This paper reviews the literature on the mentoring process in organizations and why mentoring can be critical to the career success of women managers and professionals. It examines some of the reasons why it is more difficult for women to find mentors than it is for men. Particular attention is paid to potential problems in cross-gender mentoring. A feminist perspective is then applied to the general notion of mentorships for women. The paper concludes with an examination of what organizations can do to further mentor relationships and an agenda for further research in this area.

Ronald J. Burke is the Imperial Life Professor in Organizational Behavior and Senior Fellow at the National Centre for Research and Development, School of Business Administration, The University of Western Ontario. He conducts research in the areas of organizational behavior and human resources management. Professor Burke earned a B.A. from the University of Manitoba and an M.A. and a Ph.D. from the University of Michigan.
Carol A. McKeen is a professor of Accounting in the School of Business, Queen's University. Prior to joining the Queen's faculty in 1982 she was a member of the aduit staff at Deloitte, Haskins and Sells, Minneapolis, and an internal auditor at Honeywell, Inc. She is coauthor of several articles in the area of women in management and management education for women.
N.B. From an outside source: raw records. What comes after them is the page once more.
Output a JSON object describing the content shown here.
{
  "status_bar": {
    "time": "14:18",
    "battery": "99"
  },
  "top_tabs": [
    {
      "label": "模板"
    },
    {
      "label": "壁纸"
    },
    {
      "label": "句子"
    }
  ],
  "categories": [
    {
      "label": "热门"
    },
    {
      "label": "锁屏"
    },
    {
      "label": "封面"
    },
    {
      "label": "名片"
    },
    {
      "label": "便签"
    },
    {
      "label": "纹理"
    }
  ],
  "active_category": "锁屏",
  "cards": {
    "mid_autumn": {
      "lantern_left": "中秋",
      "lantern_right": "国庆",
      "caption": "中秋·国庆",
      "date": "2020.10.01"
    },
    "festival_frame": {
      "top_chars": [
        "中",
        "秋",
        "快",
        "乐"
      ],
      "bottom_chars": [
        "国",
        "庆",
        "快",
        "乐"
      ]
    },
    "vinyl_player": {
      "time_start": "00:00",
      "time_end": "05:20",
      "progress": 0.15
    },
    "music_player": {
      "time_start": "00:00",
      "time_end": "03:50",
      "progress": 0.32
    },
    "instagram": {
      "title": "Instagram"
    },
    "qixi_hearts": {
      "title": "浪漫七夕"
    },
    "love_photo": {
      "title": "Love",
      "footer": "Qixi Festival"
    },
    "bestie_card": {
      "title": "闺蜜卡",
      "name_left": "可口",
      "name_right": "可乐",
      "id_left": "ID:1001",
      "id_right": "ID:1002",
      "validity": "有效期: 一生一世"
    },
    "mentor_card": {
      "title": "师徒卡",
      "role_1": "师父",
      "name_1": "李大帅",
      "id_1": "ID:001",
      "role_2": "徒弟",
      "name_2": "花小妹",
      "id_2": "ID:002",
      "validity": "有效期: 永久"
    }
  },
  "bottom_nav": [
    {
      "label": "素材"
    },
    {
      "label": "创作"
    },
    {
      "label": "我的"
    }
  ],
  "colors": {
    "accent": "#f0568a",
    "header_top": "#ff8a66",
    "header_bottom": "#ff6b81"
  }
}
Preparation of this manuscript was supported in part by a research grant from the Faculty of Administrative Studies, York University, and by the Imperial Life Professorship in Organizational Behaviour, National Centre for Management Research and Development, School of Business Administration, The University of Western Ontario.